  15. Personal communications between the author and officials from two large for-profit institutions and two large nonprofit institutions.
  16. P. Chau, “Online higher education commodity,” Journal of Computing in Higher Education 22 (2010): 177–91.
  17. A study by Eric Bettinger and Susanna Loeb of The Brookings Institution was the first to study online learning at for-profit institutions specifically and online courses at large non-selective institutions generally. See “Promises and Pitfalls of Online Education,” The Brookings Institution, June 9, 2017,https://www.brookings.edu/research/promises-and-pitfalls-of-online-education/.
  18. John Bound and Sarah Turner, “Cohort crowding: How resources affect collegiate attainment,” Journal of Public Economics 91, no. 5–6 (2007): 877–99, https://www.sciencedirect.com/science/article/pii/S0047272706001137; John Bound, Michael F. Lovenheim, and Sarah Turner, “Why have college completion rates declined? An analysis of changing student preparation and collegiate resources,” American Economic Journal: Applied Economics 2, no. 3 (2010): 129–57, https://www.aeaweb.org/articles?id=10.1257/app.2.3.129; John Bound, Michael F. Lovenheim, and Sarah Turner, “Increasing time to baccalaureate degree in the United States,” Education Finance and Policy 7, no. 4 (2012): 375–424, https://www.mitpressjournals.org/doi/10.1162/EDFP_a_00074.
  19. In the Senate, S.3752 was introduced by Senator Sherrod Brown and in the House of Representatives, Representative Grijalva introduced H.R. 7303. Both bills would restrict the use of federal funds on marketing activities.
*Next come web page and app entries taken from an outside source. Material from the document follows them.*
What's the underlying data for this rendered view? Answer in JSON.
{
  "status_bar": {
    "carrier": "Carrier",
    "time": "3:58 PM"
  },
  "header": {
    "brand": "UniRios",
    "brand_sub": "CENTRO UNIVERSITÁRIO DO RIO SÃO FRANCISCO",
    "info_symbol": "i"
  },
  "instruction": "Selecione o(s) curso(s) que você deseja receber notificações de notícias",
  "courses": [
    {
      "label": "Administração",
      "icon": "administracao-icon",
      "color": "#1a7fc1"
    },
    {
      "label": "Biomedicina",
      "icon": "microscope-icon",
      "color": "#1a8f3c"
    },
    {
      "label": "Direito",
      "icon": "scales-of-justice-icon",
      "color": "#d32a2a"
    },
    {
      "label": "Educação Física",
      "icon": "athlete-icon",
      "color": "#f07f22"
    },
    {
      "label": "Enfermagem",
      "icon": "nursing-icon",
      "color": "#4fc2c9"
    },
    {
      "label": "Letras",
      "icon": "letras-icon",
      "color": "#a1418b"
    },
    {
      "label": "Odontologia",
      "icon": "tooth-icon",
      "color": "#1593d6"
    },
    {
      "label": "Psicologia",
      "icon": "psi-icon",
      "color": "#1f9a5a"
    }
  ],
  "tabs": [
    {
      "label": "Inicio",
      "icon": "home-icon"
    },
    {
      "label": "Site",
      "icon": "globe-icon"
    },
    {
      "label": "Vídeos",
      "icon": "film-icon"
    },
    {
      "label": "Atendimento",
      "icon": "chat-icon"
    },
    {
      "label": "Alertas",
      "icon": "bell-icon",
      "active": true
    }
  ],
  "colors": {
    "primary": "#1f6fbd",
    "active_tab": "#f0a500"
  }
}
The Aim Higher Bill was introduced by Representative Bobby Scott. The bill would measure instructional spending as a proportion of collected tuition revenue.
  20. Yan Cao, “Governor Cuomo Demands Quality from For-Profit Colleges—Or Else,” The Century Foundation, January 17, 2019, https://tcf.org/content/commentary/governor-cuomo-demands-quality-profit-colleges-else/.
  21. Kolbe and Kelchen’s research found that large changes in values during a short period of time were indicative of changes in accounting or changes in budget office personnel. See T. Kolbe and R. Kelchen, “Identifying New Metrics Using IPEDS Finance Data,” National Postsecondary Education Cooperative, 2017, https://nces.ed.gov/ipeds/pdf/npec/data/NPEC_Paper_New_IPEDS_Finance_Metrics_2017.pdf.
  22. Letter from Representative Mark Takano to IPEDS project director Janice Kelly-Reid, dated December 26, 2018.
  23. A 2015 IPEDS Technical Review Panel considered ways to add expense categories like marketing to the Annual Finance Survey. The panel opted not to make changes to the survey because of difficulty in defining marketing. See “Report and Suggestions from IPEDS Technical Review Panel 46: Improvements to the Finance Survey,” https://edsurveys.rti.org/IPEDS_TRP_DOCS/prod/documents/TRP46_Summary.pdf.
  24. In October 2017, the Integrated Postsecondary Education Data System was expanded to include college completion information for part-time and non-first-time students and more detailed graduate rates. Doug Lederman, “The New, Improved IPEDS,” Inside Higher Ed, October 12, 2017, https://www.insidehighered.com/news/2017/10/12/new-federal-higher-ed-outcome-measures-count-part-time-adult-students.
  25. Allison Bell, “Improving the IPEDS Finance Component,” National Postsecondary Education Cooperative, March 2015, https://nces.ed.gov/ipeds/pdf/npec/data/NPEC_Paper_Improving_the_IPEDS_Finance_Component_2015.pdf.